§ **PROBLEM TO SOLVE**
Please reproduce the data exactly, excluding any pictures it contains.
[[ RECORDS SHOWN, beginning ]]
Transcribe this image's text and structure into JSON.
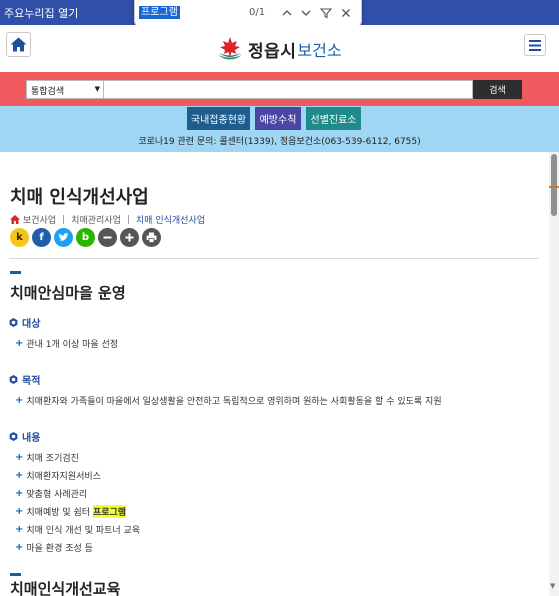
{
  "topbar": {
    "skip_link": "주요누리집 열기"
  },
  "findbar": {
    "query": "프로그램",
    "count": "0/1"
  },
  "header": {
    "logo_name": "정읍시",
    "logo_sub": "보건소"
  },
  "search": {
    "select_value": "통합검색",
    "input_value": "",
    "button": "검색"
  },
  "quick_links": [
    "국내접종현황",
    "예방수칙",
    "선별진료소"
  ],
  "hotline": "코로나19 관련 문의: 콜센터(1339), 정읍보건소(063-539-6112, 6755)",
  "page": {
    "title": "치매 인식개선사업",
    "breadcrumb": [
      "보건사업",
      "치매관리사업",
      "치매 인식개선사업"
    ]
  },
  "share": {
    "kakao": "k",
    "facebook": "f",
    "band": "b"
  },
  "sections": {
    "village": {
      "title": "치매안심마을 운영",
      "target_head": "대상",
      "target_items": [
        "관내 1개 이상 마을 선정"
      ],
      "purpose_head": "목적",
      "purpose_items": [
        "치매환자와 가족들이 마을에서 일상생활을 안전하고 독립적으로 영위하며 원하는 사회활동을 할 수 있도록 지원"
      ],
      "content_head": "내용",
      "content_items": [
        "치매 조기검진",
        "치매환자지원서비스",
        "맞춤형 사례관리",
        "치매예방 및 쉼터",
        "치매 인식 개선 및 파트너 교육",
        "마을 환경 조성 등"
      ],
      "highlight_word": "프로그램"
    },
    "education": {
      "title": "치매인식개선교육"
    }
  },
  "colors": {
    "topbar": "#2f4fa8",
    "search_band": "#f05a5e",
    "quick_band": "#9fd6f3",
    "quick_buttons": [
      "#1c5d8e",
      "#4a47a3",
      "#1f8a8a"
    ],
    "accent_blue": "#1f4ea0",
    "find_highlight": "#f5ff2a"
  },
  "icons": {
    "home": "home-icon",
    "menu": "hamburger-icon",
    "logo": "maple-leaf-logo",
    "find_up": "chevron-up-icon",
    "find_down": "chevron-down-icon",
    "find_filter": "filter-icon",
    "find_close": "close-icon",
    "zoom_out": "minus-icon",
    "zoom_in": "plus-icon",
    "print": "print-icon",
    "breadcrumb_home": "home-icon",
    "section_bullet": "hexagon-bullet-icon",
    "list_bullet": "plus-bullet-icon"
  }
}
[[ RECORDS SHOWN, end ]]
§ **RESPONSE**
Transcribe this image's text and structure into JSON.
{
  "topbar": {
    "skip_link": "주요누리집 열기"
  },
  "findbar": {
    "query": "프로그램",
    "count": "0/1"
  },
  "header": {
    "logo_name": "정읍시",
    "logo_sub": "보건소"
  },
  "search": {
    "select_value": "통합검색",
    "input_value": "",
    "button": "검색"
  },
  "quick_links": [
    "국내접종현황",
    "예방수칙",
    "선별진료소"
  ],
  "hotline": "코로나19 관련 문의: 콜센터(1339), 정읍보건소(063-539-6112, 6755)",
  "page": {
    "title": "치매 인식개선사업",
    "breadcrumb": [
      "보건사업",
      "치매관리사업",
      "치매 인식개선사업"
    ]
  },
  "share": {
    "kakao": "k",
    "facebook": "f",
    "band": "b"
  },
  "sections": {
    "village": {
      "title": "치매안심마을 운영",
      "target_head": "대상",
      "target_items": [
        "관내 1개 이상 마을 선정"
      ],
      "purpose_head": "목적",
      "purpose_items": [
        "치매환자와 가족들이 마을에서 일상생활을 안전하고 독립적으로 영위하며 원하는 사회활동을 할 수 있도록 지원"
      ],
      "content_head": "내용",
      "content_items": [
        "치매 조기검진",
        "치매환자지원서비스",
        "맞춤형 사례관리",
        "치매예방 및 쉼터",
        "치매 인식 개선 및 파트너 교육",
        "마을 환경 조성 등"
      ],
      "highlight_word": "프로그램"
    },
    "education": {
      "title": "치매인식개선교육"
    }
  },
  "colors": {
    "topbar": "#2f4fa8",
    "search_band": "#f05a5e",
    "quick_band": "#9fd6f3",
    "quick_buttons": [
      "#1c5d8e",
      "#4a47a3",
      "#1f8a8a"
    ],
    "accent_blue": "#1f4ea0",
    "find_highlight": "#f5ff2a"
  },
  "icons": {
    "home": "home-icon",
    "menu": "hamburger-icon",
    "logo": "maple-leaf-logo",
    "find_up": "chevron-up-icon",
    "find_down": "chevron-down-icon",
    "find_filter": "filter-icon",
    "find_close": "close-icon",
    "zoom_out": "minus-icon",
    "zoom_in": "plus-icon",
    "print": "print-icon",
    "breadcrumb_home": "home-icon",
    "section_bullet": "hexagon-bullet-icon",
    "list_bullet": "plus-bullet-icon"
  }
}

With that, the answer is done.